Time to get paid

ACE’s legal and compliance director Sally Partridge offers some advice on the best practice arrangements in place to help companies get paid.

In an increasingly competitive market, the issue of timely and certain payment terms becomes even harder to negotiate for fear of upsetting future relationships with either direct clients or others within the supply chain.

Organisations who are keen to build healthy and long-standing working relationships with their suppliers should respect the need to pay on time and in accordance with contractual terms. Equally suppliers should not be afraid of utilising the many tools that have been put in place to assist with payment.

In 2008 the Office of Government Commerce introduced the Guide to Best Fair Payment Practices which applied to all government contracts and the model “Fair Payment Charter” against which clients were requested to monitor compliance.  This included payment terms within 30 days.

This was followed by the Institute of Credit Management’s Prompt Payment Code. Organisations that carry the PPC logo have committed to the good practices prescribed in the code.  Should payment periods start to slip the signatory status can be flagged to the organisation carrying the logo (copied to its board) flagging that the commitment has been breached.

The Construction Charter was released on 22 April 2014 and contains an aspiration to achieve 30 day payment terms by 2018.  It is hoped that the Charter will help to influence the payment culture within the industry.  It is possible to review the signatories that have endorsed the values promoted by the initiative. Late payment concerns can be reported either directly to the organisation (including its board) or via alternative methods such as raising it with a membership association or consider reporting it anonymously to the Cabinet Mystery Shopper scheme.

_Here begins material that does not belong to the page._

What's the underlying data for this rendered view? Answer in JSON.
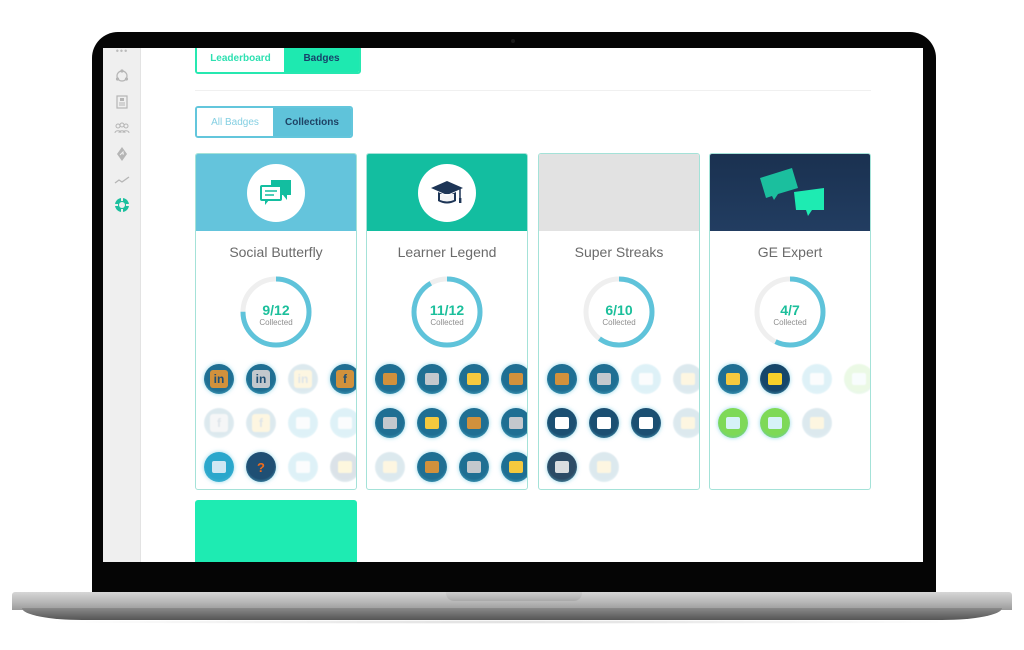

Agreeing payment provisions as part of the overall contract terms at the outset and prior to undertaking any commission is vital.  In all central government contracts 30 days is recognised as best practice within the Construction Industry.

The Construction Act has been subject to various amendments since its introduction in the late 1990s, but the essential characteristic that has been maintained is that “pay when paid” is prohibited.    The “Due Date” for payment should be defined simply, agreed and understood well in advance of the first Due Date. It should not be dependent on terms further up the supply chain.  There are potential remedies available for failing to pay in accordance with the agreed terms such as suspension of all or part of the services or referral to adjudication.

Some clients advertise access to “Early Payment Facilities”.  Several schemes have been introduced in recent times seeking to address certainty of payment.  If there is a need to engage with Organisations on this basis it is important that the scheme is understood in its entirety and whether it introduces a requirement in which some form of payment or discount is required in order to receive payments which could be at potential odds with legislation and best practice. 

The Late Payment of Commercial Debts Regulations 2013 creates a statutory right to interest 30 days after the date of an invoice (unless another payment period has been negotiated in the contract).  It applies to transactions between undertakings or between undertakings and public authorities and although it doesn’t harmonise payment periods per se it does introduce the right to interest after 30 days.  The regulations clearly confirm that public authorities have to pay for the goods and services they procure within 30 days or be subject to the application of interest.  Other enterprises are required to pay within 60 days (unless otherwise agreed) or be subject to the application of interest and if a longer period is effected it must not be grossly unfair

Project Bank Accounts (PBAs) are being promoted on public sector works and should eventually allow for all payment periods within the entire supply chain to be aligned when a PBA is used.

The Cabinet Office runs a Mystery Shopper Scheme which includes spot –checks of procurement and contract management process and as such has a facility to lodge complaints/enquiries about poor or unfair payment practices on public sector contracts. 

The data from the scheme enables government to understand the impact of poor payment practice which in turn helps ultimately to inform policy and possible legislation to address such problems.

The Governments BIM and Soft Landings initiatives promote and encourage collaborative working through the supply chain and signatories to a BIM Project should necessarily be advocating best practice in payment terms to enable the most efficient delivery processes.

A good relationship with clients is always key to a successful business and cashflow is equally important to thrive and grow.  Knowledge of the various voluntary codes, legislation and schemes available provides key information to engage with clients in order to achieve a mutually acceptable outcome focussed on delivery, efficient process and reflecting best practice.  This in turn enables investment in growth opportunities presented by the gradual economic recovery.